TASK ▸
Below are records; state how many of their lines hold the word "ngthanhha", and give only the figure.

*** Begin section ***

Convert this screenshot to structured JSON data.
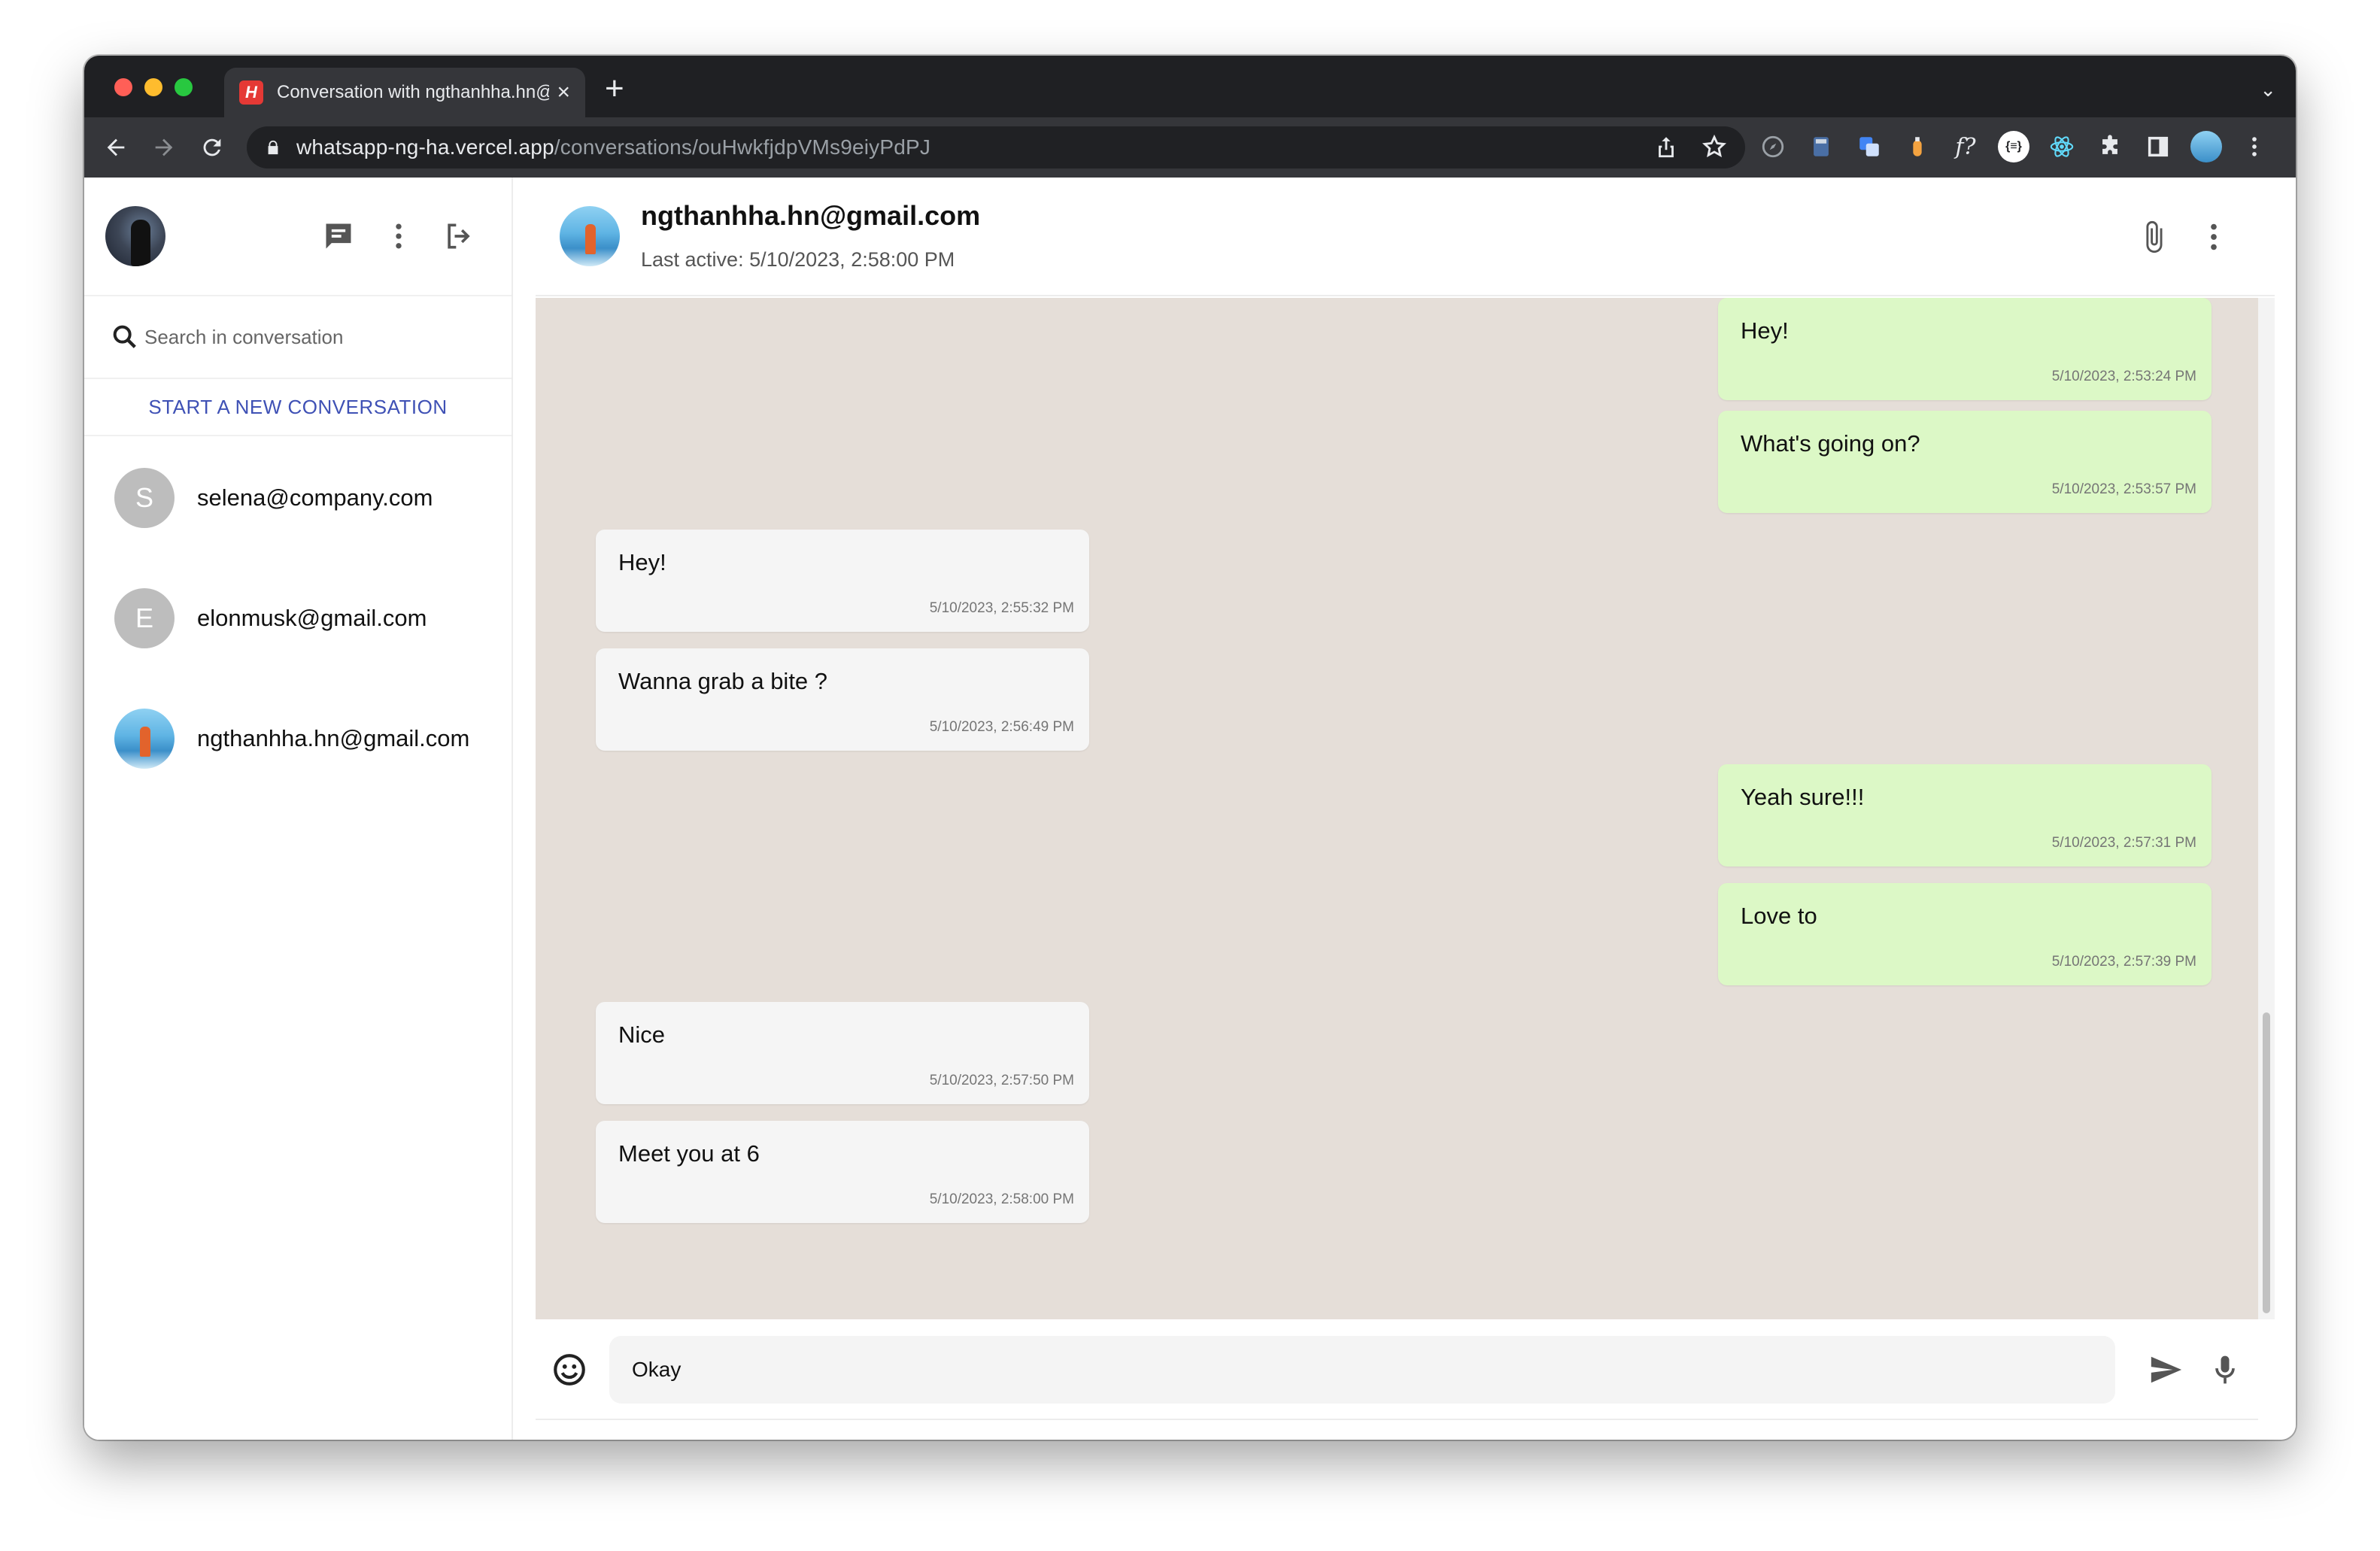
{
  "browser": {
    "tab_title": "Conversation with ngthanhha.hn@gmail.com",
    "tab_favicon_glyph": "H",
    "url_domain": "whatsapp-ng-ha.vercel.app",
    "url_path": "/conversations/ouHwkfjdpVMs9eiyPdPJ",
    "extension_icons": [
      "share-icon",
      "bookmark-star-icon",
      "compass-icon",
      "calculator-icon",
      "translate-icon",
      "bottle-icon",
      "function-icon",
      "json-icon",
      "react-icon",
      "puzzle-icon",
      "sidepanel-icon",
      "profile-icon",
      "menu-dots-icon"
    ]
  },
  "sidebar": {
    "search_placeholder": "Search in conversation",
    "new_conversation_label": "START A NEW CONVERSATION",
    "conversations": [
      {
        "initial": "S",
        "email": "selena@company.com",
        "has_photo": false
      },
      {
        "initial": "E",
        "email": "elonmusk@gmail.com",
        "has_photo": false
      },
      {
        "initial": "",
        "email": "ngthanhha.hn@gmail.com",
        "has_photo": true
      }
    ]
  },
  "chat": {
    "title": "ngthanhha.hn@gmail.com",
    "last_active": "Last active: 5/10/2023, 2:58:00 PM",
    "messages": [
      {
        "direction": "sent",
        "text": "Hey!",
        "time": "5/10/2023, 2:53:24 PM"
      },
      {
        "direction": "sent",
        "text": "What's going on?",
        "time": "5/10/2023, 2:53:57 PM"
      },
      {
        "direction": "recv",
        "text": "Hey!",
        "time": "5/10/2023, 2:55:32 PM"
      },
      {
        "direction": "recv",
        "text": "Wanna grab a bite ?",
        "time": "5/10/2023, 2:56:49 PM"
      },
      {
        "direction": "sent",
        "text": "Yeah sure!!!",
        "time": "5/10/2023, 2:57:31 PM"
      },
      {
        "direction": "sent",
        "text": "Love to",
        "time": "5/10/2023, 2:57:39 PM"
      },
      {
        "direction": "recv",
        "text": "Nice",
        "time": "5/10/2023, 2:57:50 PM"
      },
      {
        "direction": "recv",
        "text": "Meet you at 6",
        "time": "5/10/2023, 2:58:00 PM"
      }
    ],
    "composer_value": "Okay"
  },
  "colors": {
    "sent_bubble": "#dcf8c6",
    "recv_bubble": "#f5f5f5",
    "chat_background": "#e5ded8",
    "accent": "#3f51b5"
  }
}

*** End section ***

ANSWER TO THE EXERCISE ▸
3